Judicial Conceptions of Social Justice Provide Rationale for Casting Aside International Comity to Create a Judge-made Retroactive Boycott
Plaintiffs-respondents, foreigners, filed a suit 400 billion dollar suit alleging that defendants-petitioners, various multinational corporations, abetted the government of South Africa in human rights violations under the Alien Torts Act. Respondents claim that petitioners provided “resources, such as technology, money, and oil, to the South African government,” which it used “to further its policies of oppression and persecution of the African majority.” Effectively respondents and the circuit court below seek to make petitioners liable for the violations of international law perpetuated by the South African government.
The district court held that aiding and abetting claims are not actionable under ATS. Allowing this would be to give judges the power to effectuate an international boycott of any supposed human rights abuse, as doing business with a country that did not align perfectly with a judge’s perception of social justice would subject a company to litigation. This would undermine the sovereignty of other countries, international trade, and the executive branch’s ability to conduct foreign policy.

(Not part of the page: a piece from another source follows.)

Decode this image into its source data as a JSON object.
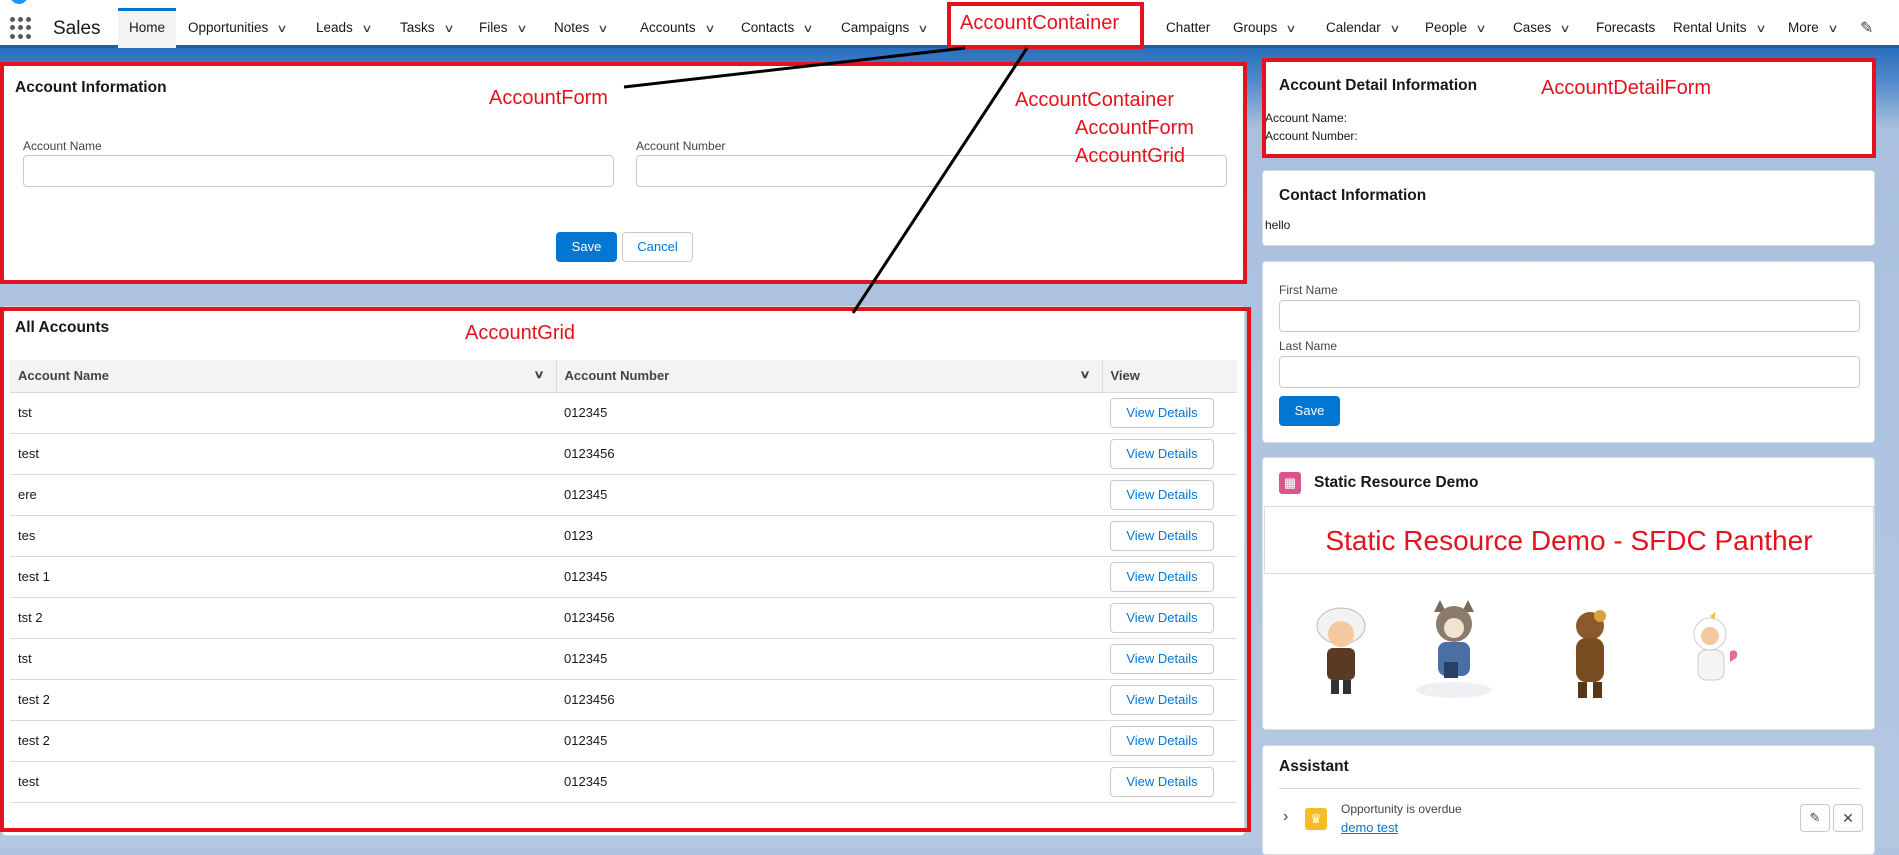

Free Enterprise, Limited Government
American Isuzu Motors v. Lungisile Ntsebeza, (U.S.) (petition stage)
Whether private corporations may be sued under the Alien Tort Statute (ATS), 28 U.S.C. 1350, for aiding and abetting the system of apartheid imposed by the former government of South Africa.
ALF’s Amicus Brief:
In an amicus brief ALF argues that holding international corporations liable for the actions of foreign governments undermines the international relations principle of comity, which requires that countries respect each other’s mutual sovereignty. South Africa has the right to address its apartheid past through its own courts and political system. Any attempt to punish South Africa is a political issue that should be addressed by the elected political branches, Congress or the Executive Branch. This expansion of tort liability to conduct that took place in South Africa would undermine South African attempts to rebuild their country, which is reliant on foreign investment, and be a jurisdictional overreach to adjudicate claims that would properly be brought before a Court in South Africa, or a court of international law. If comity is violated then other countries may reciprocate in holding companies liable for our policies that they disagree with. The strength of the United States may prevent this, however this will cause resentment, as the president of South Africa called this “the worst form of judicial imperialism.”
International relations, economic embargoes, and violation of international law are highly political questions that raise numerous prudential concerns. The Supreme Court should lay out precise rules for comity that prevent judicial imperialists from punishing companies that trade with countries whose domestic policies they disagree with. U.S. courts should hear cases that affect U.S. citizens, rather than those affecting foreigners that are properly held before foreign courts.
Lacking a quorum, the Supreme Court affirmed the court below.
Date Originally Posted: February 11, 2008